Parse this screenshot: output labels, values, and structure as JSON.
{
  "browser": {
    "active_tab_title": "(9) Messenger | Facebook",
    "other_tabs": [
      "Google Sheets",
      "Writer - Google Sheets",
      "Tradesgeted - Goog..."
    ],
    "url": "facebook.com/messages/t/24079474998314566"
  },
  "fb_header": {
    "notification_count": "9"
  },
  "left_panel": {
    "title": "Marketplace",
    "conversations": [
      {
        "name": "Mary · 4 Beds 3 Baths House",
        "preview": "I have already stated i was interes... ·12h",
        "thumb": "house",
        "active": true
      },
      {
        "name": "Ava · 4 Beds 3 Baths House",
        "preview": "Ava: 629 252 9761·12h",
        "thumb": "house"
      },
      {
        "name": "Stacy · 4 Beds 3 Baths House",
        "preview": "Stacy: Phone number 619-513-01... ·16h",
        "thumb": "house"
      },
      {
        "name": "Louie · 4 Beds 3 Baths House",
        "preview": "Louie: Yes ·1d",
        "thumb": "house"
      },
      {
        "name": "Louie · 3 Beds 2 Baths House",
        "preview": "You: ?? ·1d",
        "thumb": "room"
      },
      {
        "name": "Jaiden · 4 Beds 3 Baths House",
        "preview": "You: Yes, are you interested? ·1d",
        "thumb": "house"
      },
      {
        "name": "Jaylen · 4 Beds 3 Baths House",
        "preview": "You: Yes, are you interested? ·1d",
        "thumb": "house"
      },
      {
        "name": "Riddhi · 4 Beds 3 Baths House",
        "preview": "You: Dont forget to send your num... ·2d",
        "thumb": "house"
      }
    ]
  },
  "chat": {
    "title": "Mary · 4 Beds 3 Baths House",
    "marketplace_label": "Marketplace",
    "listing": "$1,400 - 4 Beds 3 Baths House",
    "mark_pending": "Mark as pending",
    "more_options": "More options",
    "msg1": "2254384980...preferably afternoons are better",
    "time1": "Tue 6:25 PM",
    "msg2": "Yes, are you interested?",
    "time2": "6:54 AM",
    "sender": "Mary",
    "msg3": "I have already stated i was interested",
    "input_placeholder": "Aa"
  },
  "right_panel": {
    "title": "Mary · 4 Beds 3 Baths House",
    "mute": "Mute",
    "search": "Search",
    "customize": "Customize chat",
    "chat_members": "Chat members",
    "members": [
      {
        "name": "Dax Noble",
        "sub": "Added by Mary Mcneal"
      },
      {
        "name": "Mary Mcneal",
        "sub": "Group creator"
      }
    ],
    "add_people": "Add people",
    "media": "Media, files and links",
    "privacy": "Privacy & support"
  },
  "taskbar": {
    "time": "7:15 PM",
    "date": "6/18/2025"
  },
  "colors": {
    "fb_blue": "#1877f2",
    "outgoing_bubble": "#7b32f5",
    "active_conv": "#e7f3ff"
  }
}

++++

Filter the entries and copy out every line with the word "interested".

        "preview": "You: Yes, are you interested? ·1d",
        "preview": "You: Yes, are you interested? ·1d",
    "msg2": "Yes, are you interested?",
    "msg3": "I have already stated i was interested",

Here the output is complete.